What can be mistaken for cholesteatoma?
The white debris associated with chronic otitis can be mistaken for a cholesteatoma, as can the white calcium particles contained within the tympanic membrane scarring of tympanosclerosis.
Can cholesteatoma be misdiagnosed?
The presence of glue explains the non-enhancement of the material in the middle ear. On standard MRI sequences as well as on CT – even enhanced – this lesion can easily be misdiagnosed as a cholesteatoma due to the lack of enhancement.
What is the best management of cholesteatoma?
Although surgery is rarely urgent, once a cholesteatoma is found, surgical treatment is the only choice. Surgery usually involves a mastoidectomy to remove the disease from the bone, and tympanoplasty to repair the eardrum.
What type of hearing loss is cholesteatoma?
Typically, cholesteatomata patients suffer from conductive hearing loss, i.e., a hearing disorder that only affects the outer ear. If the cholesteatoma is so far advanced that the inner ear is already affected, a so-called sensorineural hearing loss is present.
How do you test for cholesteatoma?
To determine whether you have a cholesteatoma, your doctor will examine the inside of your ear using an otoscope. This medical device allows your doctor to see if there are signs of a growing cyst. Specifically, they will look for a visible deposit of skin cells or a large mass of blood vessels in the ear.

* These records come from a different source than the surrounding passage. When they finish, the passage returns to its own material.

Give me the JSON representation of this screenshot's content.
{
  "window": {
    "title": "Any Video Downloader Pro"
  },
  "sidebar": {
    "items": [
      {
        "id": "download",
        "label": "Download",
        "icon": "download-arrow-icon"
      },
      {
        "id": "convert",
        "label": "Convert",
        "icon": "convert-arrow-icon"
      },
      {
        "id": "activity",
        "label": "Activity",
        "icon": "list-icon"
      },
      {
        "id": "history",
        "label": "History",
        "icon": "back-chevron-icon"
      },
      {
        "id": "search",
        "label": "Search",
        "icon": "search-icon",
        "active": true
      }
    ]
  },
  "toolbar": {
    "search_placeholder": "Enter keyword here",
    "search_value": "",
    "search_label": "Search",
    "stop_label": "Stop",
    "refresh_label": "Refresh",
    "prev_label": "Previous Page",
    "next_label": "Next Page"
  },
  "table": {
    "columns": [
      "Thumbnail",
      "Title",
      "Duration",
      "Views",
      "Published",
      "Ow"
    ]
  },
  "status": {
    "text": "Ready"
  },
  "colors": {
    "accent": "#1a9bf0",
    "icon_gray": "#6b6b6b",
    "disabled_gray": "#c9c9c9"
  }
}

What are symptoms of cholesteatoma?
What are the signs and symptoms of cholesteatoma?
- A full feeling or pressure in the ear.
- Hearing loss.
- Numbness or muscle weakness on one side of the face.
What does a cholesteatoma feel like?
Initially, the affected ear may drain a foul-smelling fluid. As the cyst grows, it will begin to create a sense of pressure in your ear, which may cause some discomfort. You might also feel an aching pain in or behind your ear. The pressure of the growing cyst may even cause hearing loss in the affected ear.
Can a doctor see a cholesteatoma?
A cholesteatoma is detected only by examining the ear and finding the disease. However, the physician may suspect the disease when some or all of the following are present: Gradual loss of hearing.